Moreover, Archimedes came up with ingenious use of physics to aid the fortifications of the city. Here, his famous quote “Give me a lever long enough and a place to stand and I will move the world” comes into play. Thus, it seems that this thought of the lever may have been implemented into weaponry and machines such as the catapult and the claw. However, the defense of the city will not prevail and eventually the Romans would take control of it, which would concur in the genius’ death. It is supported that he was engrossed in his calculations and diagram making, when a Roman soldier disturbed him. Archimedes seems to then have told off the soldier, and this one, offended by the mathematicians dismissal, killed him on the spot. However the accounts that shed some light on Archimedes life and death were written nearly a century after his death, so the accuracy or likelihood of this scenario is difficult to determine. Archimedes was buried in Syracuse; his tomb representing his lifetime of devotion, representing his famous diagram (a sphere in a cylinder of the exact height and diameter). It seems that this was what he wished for his burials as he considered his discovery and calculation of the formula for the volume of a sphere was his greatest achievement. Unfortunately, his burial seems to have been forgotten or not kept well, for it is said that it was Cicero himself who years later came to Syracuse and took upon the responsibility to paying homage to the scientist. Apparently he found the poorly kept grave at Agrigentine gate, cleaned it up, and put it back in the place it deserved within its community and the world.

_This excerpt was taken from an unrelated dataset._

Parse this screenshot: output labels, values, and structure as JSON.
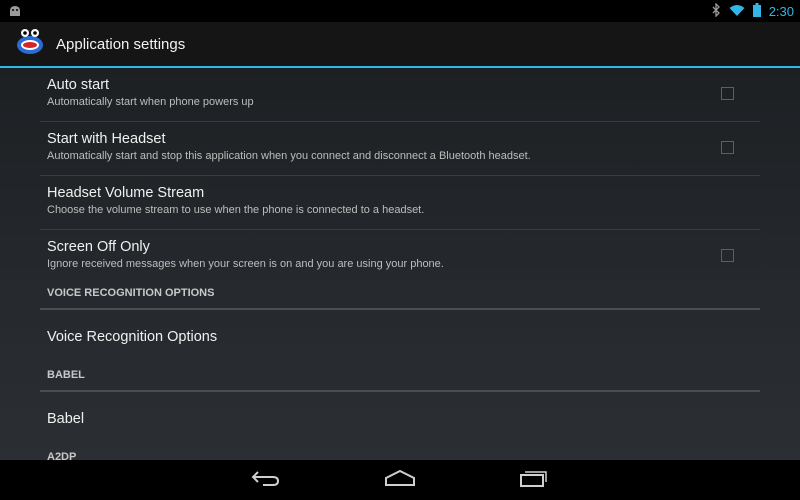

So after a quick bio of our science superhero, it would be appropriate to have a quick over some of his work-other than those that I have mentioned already. Now, the man produced and developed tones of materials and experiments, and I would not be able to go in lots of details regarding these, as you can pretty much write a thesis on Archimedes contributions to science. But I will provide you with a sample of those who I found more interesting.
As we have previously discussed the principle of lever, I guess it is necessary to then address Archimedes’ screw. The story behind the creation of the screw comes from a ship that was overflowed with water leaking from the hull. Therefore, he mastered this hollow tube with a spiral and a handle at one end to drain out the water. I believe this to be a pretty important scientific contribution, as the screw has since not only helped with drainage and pumping systems, but has played a fundamental role in irrigation, which makes it key for agriculture. Moreover, one cannot forget or ignore the famous Archimedes principle: his work relating hydrostatics and that is widely known by the expression Eureka! This story explains how inspiration came to him while having a bath, as he noticed the amount of water displaced overflowing the bath, which was proportional to the amount of his body which was submerged. In this way, he figured out the issue of floating bodies and their specific gravities. Another noteworthy contribution is the calculation of pi as expressed in The Measurement of the Circle, which are of invaluable importance in the field of geometry and mathematics. Furthermore, Archimedes Method Concerning Mechanical Theorems is something that could be understood as an idealist dream. In this piece, he establishes the process of discovery in mathematics. This was a way for him to formulate his discoveries and the process behind them, in an attempt to develop a method to apply and further the mathematical field. For sure, he did not promote this as the ultimate proof, but rather as a set of guidelines and principles to satisfy scientific curiosity and desire. In a way, it is more a practical philosophic thesis than anything else. Some defend the idea that if the Method would have not gone lost until its rediscovery 1906 in Constantinople (also known as the Archimedes Palimpsest), the Renaissance mathematicians and scientist that he so inspired and followed much of his other work, perhaps would have then be able to fulfil his mathematical dream.
…Of course, I could continue with the others – Archimedes cattle problem, stomachion, the quadrature of the parabola, etc., but if you want to learn some science…Then, be a proper Greek scholar and go find some for yourself. Allow my quick introduction to serve as inspiration for more Archimedes and science to come. And keep an eye on the rest of our updates for the month!